The leader of West Norfolk Council has called for urgent talks in a bid to find an alternative way of dealing with the county’s waste after government funding for the Lynn incinerator was withdrawn.
In an open letter to Norfolk County Council leader George Nobbs, which was released late this afternoon, Monday, Nick Daubney said the time had come for the authorities to work together to seek government help to withstand the loss of a £169 million grant to the project as well as a long-term alternative.
The two councils have long been divided on the incinerator issue and opposed each other at the public inquiry into the proposal earlier this year.
And Mr Daubney wrote: “I believe that this decision represents a major shift in the viability of the project, moving it from a scheme which Norfolk County Council believed offered an apparent saving, according to the Norfolk County Council budget proposal (at least to the Norfolk council tax payer if not to the public purse as a whole) to a project which now offers at best modest savings in the short term.”
He said the time is now right for the councils to jointly approach the government to seek both financial help and support to develop an alternative approach which was acceptable to the public and “delivers genuine savings.”
He added: “I believe we have a real opportunity to put past differences behind us and come together to concentrate on the future.
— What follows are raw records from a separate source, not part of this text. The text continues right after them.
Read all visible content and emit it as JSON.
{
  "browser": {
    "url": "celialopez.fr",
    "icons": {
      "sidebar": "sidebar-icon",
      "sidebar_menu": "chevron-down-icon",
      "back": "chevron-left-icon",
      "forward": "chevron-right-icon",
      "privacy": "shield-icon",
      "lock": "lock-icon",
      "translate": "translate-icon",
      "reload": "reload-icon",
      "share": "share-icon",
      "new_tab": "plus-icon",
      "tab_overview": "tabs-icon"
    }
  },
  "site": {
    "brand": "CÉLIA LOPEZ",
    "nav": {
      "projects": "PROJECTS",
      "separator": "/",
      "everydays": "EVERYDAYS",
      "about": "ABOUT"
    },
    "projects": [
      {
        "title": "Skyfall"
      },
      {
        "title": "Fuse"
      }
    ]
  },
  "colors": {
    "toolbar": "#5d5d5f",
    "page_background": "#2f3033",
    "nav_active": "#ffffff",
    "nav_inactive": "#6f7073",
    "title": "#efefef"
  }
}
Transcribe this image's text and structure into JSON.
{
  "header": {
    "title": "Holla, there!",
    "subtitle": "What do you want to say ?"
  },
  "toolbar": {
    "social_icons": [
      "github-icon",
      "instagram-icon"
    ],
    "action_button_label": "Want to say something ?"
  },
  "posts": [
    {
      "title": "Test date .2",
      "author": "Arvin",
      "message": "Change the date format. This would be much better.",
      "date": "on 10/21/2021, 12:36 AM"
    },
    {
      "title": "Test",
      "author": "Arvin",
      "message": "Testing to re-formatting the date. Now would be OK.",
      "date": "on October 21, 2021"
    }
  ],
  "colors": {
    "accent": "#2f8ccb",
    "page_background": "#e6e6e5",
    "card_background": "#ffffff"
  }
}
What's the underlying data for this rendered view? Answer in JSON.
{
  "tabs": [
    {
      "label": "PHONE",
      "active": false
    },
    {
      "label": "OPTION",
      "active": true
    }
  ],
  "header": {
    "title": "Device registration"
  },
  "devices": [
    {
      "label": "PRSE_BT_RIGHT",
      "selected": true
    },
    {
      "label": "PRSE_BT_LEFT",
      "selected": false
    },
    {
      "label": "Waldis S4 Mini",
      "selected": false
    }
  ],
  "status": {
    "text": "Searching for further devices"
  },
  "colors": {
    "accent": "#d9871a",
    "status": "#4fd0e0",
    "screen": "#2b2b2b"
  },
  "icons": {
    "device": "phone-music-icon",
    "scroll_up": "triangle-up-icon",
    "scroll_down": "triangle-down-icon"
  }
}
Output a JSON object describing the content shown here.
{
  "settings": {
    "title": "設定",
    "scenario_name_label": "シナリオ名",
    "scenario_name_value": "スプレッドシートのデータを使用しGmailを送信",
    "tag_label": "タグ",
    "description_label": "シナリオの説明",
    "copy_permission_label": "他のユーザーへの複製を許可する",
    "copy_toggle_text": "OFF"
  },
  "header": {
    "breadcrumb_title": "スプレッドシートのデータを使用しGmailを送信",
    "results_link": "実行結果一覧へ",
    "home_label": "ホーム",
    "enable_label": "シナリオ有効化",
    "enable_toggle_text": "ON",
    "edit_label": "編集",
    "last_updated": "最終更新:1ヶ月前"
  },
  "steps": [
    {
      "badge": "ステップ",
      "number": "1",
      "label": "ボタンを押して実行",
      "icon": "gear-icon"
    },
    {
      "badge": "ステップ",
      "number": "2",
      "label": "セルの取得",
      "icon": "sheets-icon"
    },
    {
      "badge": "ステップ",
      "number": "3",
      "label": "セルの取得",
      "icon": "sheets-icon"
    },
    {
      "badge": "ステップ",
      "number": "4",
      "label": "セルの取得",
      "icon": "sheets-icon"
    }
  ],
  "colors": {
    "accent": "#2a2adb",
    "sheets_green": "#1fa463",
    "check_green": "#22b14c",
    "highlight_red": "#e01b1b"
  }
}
“My personal view is that, even as I write this, we as council leaders should be in London talking to Defra about assistance.
“I would therefore invite you to open up this dialogue as a matter of some urgency and, if this course of action is acceptable to you, convene an early meeting of interested parties. I believe that the residents of Norfolk would expect no less.”
The letter has been delivered as county council officials consider the financial impact of the decision to withhold funding for the Saddlebow project.
Reports on the issue could be published as early as tomorrow.